------ Data in this exercise

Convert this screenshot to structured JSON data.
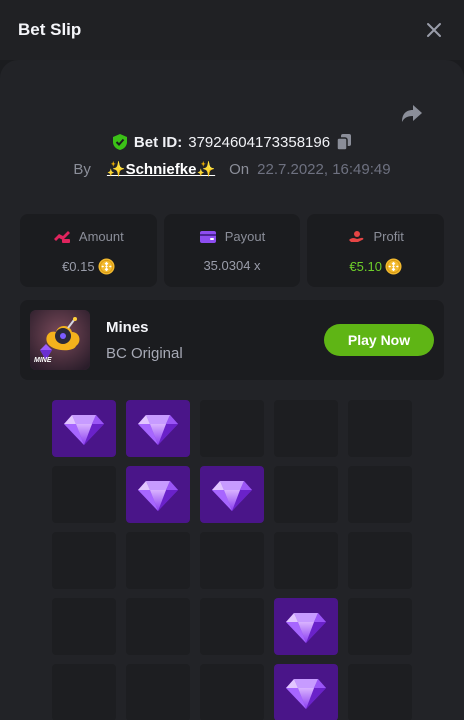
{
  "header": {
    "title": "Bet Slip"
  },
  "bet": {
    "id_label": "Bet ID:",
    "id_value": "37924604173358196",
    "by_label": "By",
    "user": "✨Schniefke✨",
    "on_label": "On",
    "date": "22.7.2022, 16:49:49"
  },
  "stats": {
    "amount": {
      "label": "Amount",
      "value": "€0.15"
    },
    "payout": {
      "label": "Payout",
      "value": "35.0304 x"
    },
    "profit": {
      "label": "Profit",
      "value": "€5.10"
    }
  },
  "game": {
    "name": "Mines",
    "subtitle": "BC Original",
    "thumb_text": "MINE",
    "play_label": "Play Now"
  },
  "grid": {
    "rows": 5,
    "cols": 5,
    "tiles": [
      "gem",
      "gem",
      "empty",
      "empty",
      "empty",
      "empty",
      "gem",
      "gem",
      "empty",
      "empty",
      "empty",
      "empty",
      "empty",
      "empty",
      "empty",
      "empty",
      "empty",
      "empty",
      "gem",
      "empty",
      "empty",
      "empty",
      "empty",
      "gem",
      "empty"
    ]
  },
  "colors": {
    "accent_green": "#5fb515",
    "profit_green": "#6ecf2a",
    "gem_tile": "#4a1589",
    "amount_icon": "#e0245e",
    "payout_icon": "#8d4df0",
    "profit_icon": "#e64545"
  },
  "icons": {
    "close": "close-icon",
    "share": "share-icon",
    "shield": "shield-check-icon",
    "copy": "copy-icon",
    "coin": "bnb-coin-icon",
    "gem": "diamond-icon"
  }
}
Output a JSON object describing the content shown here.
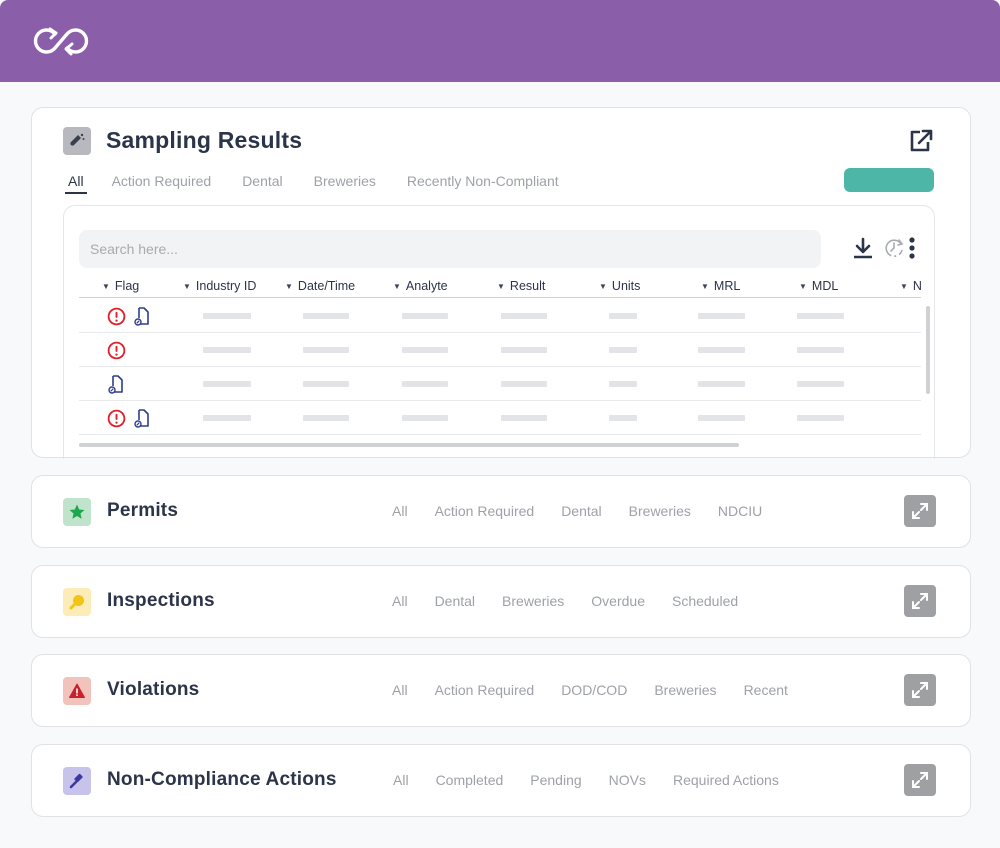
{
  "header": {
    "logo_icon": "infinity-sync-logo",
    "brand_color": "#8a5ea9"
  },
  "sampling": {
    "title": "Sampling Results",
    "icon": "test-tube-icon",
    "tabs": [
      {
        "label": "All",
        "active": true
      },
      {
        "label": "Action Required"
      },
      {
        "label": "Dental"
      },
      {
        "label": "Breweries"
      },
      {
        "label": "Recently Non-Compliant"
      }
    ],
    "action_button_color": "#4db6a7",
    "search": {
      "placeholder": "Search here...",
      "value": ""
    },
    "toolbar": [
      "download-icon",
      "history-icon",
      "more-vertical-icon"
    ],
    "columns": [
      "Flag",
      "Industry ID",
      "Date/Time",
      "Analyte",
      "Result",
      "Units",
      "MRL",
      "MDL",
      "N"
    ],
    "rows": [
      {
        "flags": [
          "alert",
          "doc"
        ]
      },
      {
        "flags": [
          "alert"
        ]
      },
      {
        "flags": [
          "doc"
        ]
      },
      {
        "flags": [
          "alert",
          "doc"
        ]
      }
    ],
    "colors": {
      "alert": "#e0202a",
      "doc": "#2f3d8f"
    }
  },
  "sections": [
    {
      "id": "permits",
      "title": "Permits",
      "icon": "star-icon",
      "icon_bg": "#bfe4cb",
      "icon_fg": "#1ea64c",
      "tabs": [
        "All",
        "Action Required",
        "Dental",
        "Breweries",
        "NDCIU"
      ]
    },
    {
      "id": "inspections",
      "title": "Inspections",
      "icon": "magnifier-icon",
      "icon_bg": "#fbecb8",
      "icon_fg": "#f2c416",
      "tabs": [
        "All",
        "Dental",
        "Breweries",
        "Overdue",
        "Scheduled"
      ]
    },
    {
      "id": "violations",
      "title": "Violations",
      "icon": "warning-icon",
      "icon_bg": "#f2c3bd",
      "icon_fg": "#c8202c",
      "tabs": [
        "All",
        "Action Required",
        "DOD/COD",
        "Breweries",
        "Recent"
      ]
    },
    {
      "id": "non-compliance",
      "title": "Non-Compliance Actions",
      "icon": "gavel-icon",
      "icon_bg": "#c7c3ea",
      "icon_fg": "#3b3a9e",
      "tabs": [
        "All",
        "Completed",
        "Pending",
        "NOVs",
        "Required Actions"
      ]
    }
  ]
}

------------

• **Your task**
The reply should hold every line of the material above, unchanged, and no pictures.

• **Solution to the problem**
Convert this screenshot to structured JSON data.
{
  "header": {
    "title": "Bet Slip"
  },
  "bet": {
    "id_label": "Bet ID:",
    "id_value": "37924604173358196",
    "by_label": "By",
    "user": "✨Schniefke✨",
    "on_label": "On",
    "date": "22.7.2022, 16:49:49"
  },
  "stats": {
    "amount": {
      "label": "Amount",
      "value": "€0.15"
    },
    "payout": {
      "label": "Payout",
      "value": "35.0304 x"
    },
    "profit": {
      "label": "Profit",
      "value": "€5.10"
    }
  },
  "game": {
    "name": "Mines",
    "subtitle": "BC Original",
    "thumb_text": "MINE",
    "play_label": "Play Now"
  },
  "grid": {
    "rows": 5,
    "cols": 5,
    "tiles": [
      "gem",
      "gem",
      "empty",
      "empty",
      "empty",
      "empty",
      "gem",
      "gem",
      "empty",
      "empty",
      "empty",
      "empty",
      "empty",
      "empty",
      "empty",
      "empty",
      "empty",
      "empty",
      "gem",
      "empty",
      "empty",
      "empty",
      "empty",
      "gem",
      "empty"
    ]
  },
  "colors": {
    "accent_green": "#5fb515",
    "profit_green": "#6ecf2a",
    "gem_tile": "#4a1589",
    "amount_icon": "#e0245e",
    "payout_icon": "#8d4df0",
    "profit_icon": "#e64545"
  },
  "icons": {
    "close": "close-icon",
    "share": "share-icon",
    "shield": "shield-check-icon",
    "copy": "copy-icon",
    "coin": "bnb-coin-icon",
    "gem": "diamond-icon"
  }
}
Output a JSON object describing the content shown here.
{
  "header": {
    "logo_icon": "infinity-sync-logo",
    "brand_color": "#8a5ea9"
  },
  "sampling": {
    "title": "Sampling Results",
    "icon": "test-tube-icon",
    "tabs": [
      {
        "label": "All",
        "active": true
      },
      {
        "label": "Action Required"
      },
      {
        "label": "Dental"
      },
      {
        "label": "Breweries"
      },
      {
        "label": "Recently Non-Compliant"
      }
    ],
    "action_button_color": "#4db6a7",
    "search": {
      "placeholder": "Search here...",
      "value": ""
    },
    "toolbar": [
      "download-icon",
      "history-icon",
      "more-vertical-icon"
    ],
    "columns": [
      "Flag",
      "Industry ID",
      "Date/Time",
      "Analyte",
      "Result",
      "Units",
      "MRL",
      "MDL",
      "N"
    ],
    "rows": [
      {
        "flags": [
          "alert",
          "doc"
        ]
      },
      {
        "flags": [
          "alert"
        ]
      },
      {
        "flags": [
          "doc"
        ]
      },
      {
        "flags": [
          "alert",
          "doc"
        ]
      }
    ],
    "colors": {
      "alert": "#e0202a",
      "doc": "#2f3d8f"
    }
  },
  "sections": [
    {
      "id": "permits",
      "title": "Permits",
      "icon": "star-icon",
      "icon_bg": "#bfe4cb",
      "icon_fg": "#1ea64c",
      "tabs": [
        "All",
        "Action Required",
        "Dental",
        "Breweries",
        "NDCIU"
      ]
    },
    {
      "id": "inspections",
      "title": "Inspections",
      "icon": "magnifier-icon",
      "icon_bg": "#fbecb8",
      "icon_fg": "#f2c416",
      "tabs": [
        "All",
        "Dental",
        "Breweries",
        "Overdue",
        "Scheduled"
      ]
    },
    {
      "id": "violations",
      "title": "Violations",
      "icon": "warning-icon",
      "icon_bg": "#f2c3bd",
      "icon_fg": "#c8202c",
      "tabs": [
        "All",
        "Action Required",
        "DOD/COD",
        "Breweries",
        "Recent"
      ]
    },
    {
      "id": "non-compliance",
      "title": "Non-Compliance Actions",
      "icon": "gavel-icon",
      "icon_bg": "#c7c3ea",
      "icon_fg": "#3b3a9e",
      "tabs": [
        "All",
        "Completed",
        "Pending",
        "NOVs",
        "Required Actions"
      ]
    }
  ]
}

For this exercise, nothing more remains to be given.